This study aims to contribute to the discussion on policies to address the persistent low female labor force participation in the Philippines by providing labor market intelligence on economically inactive women in the country. It identifies trends in female economic inactivity and describes the profile of females out of the labor force across key sociodemographic characteristics using data from the Labor Force Survey (LFS) from 1988 to 2020. It also provides econometric estimates of the determinants of female labor force participation in the Philippines by utilizing logistic regression analysis and repeated cross-sectional data from the merged LFS and Family Income and Expenditure Survey (FIES) datasets for 2003, 2006, 2008, 2012, and 2015. In view of the persistence of low labor participation of women across their life cycle, and household and family responsibilities as a key driver of this, addressing low female labor force participation would require a comprehensive set of interventions which supports women’s choice and expands their freedom whether to work or not. This is to help women have positive outcomes whether they want to work or not, or whether they have voluntary/involuntary labor market attachment/detachment, so that they will have smoother transitions in and out of the labor force.

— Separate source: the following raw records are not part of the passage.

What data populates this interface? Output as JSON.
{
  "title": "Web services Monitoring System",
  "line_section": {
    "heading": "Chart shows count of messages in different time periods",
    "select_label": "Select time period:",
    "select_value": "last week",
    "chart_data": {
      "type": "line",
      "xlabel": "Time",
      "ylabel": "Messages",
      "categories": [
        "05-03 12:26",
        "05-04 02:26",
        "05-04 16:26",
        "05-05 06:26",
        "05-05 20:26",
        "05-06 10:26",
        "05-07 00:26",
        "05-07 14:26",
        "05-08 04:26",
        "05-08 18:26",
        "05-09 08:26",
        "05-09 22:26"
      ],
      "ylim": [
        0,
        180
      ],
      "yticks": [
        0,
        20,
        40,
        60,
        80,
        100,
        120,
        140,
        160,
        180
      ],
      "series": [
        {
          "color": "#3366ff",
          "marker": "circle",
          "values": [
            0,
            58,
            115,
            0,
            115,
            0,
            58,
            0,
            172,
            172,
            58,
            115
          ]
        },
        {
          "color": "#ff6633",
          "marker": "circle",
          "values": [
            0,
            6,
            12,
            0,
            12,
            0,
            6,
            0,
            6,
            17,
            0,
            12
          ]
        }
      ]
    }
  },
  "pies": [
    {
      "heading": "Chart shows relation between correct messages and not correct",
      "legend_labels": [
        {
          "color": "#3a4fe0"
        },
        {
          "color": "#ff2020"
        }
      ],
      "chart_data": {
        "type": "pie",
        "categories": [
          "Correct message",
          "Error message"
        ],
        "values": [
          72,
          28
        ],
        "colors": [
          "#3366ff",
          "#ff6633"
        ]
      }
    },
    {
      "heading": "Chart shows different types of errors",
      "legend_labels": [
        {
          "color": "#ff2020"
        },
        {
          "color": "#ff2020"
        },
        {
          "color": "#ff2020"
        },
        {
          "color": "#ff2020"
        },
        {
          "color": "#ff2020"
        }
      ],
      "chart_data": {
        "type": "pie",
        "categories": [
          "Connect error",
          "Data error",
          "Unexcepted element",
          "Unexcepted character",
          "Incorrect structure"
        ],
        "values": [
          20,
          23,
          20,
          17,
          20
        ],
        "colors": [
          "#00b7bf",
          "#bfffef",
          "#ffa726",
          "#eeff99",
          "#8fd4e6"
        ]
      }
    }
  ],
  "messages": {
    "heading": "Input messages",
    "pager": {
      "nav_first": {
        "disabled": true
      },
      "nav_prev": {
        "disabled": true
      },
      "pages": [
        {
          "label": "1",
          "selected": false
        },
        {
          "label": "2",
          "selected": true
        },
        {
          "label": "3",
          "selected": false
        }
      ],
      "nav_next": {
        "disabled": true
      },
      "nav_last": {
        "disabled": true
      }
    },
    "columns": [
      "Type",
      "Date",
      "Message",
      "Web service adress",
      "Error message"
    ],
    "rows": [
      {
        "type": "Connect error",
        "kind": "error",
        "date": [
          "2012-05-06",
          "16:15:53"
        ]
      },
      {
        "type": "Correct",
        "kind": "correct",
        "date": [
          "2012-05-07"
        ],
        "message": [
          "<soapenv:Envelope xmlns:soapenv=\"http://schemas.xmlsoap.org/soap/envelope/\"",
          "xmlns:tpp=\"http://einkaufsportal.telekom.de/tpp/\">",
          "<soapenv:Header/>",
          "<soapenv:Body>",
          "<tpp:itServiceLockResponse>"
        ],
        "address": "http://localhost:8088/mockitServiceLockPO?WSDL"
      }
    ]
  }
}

Title: Trends on Female Economic Inactivity and Determinants of Female Labor Force Participation in the Philippines
Researchers: Paulina Kim C. Pacete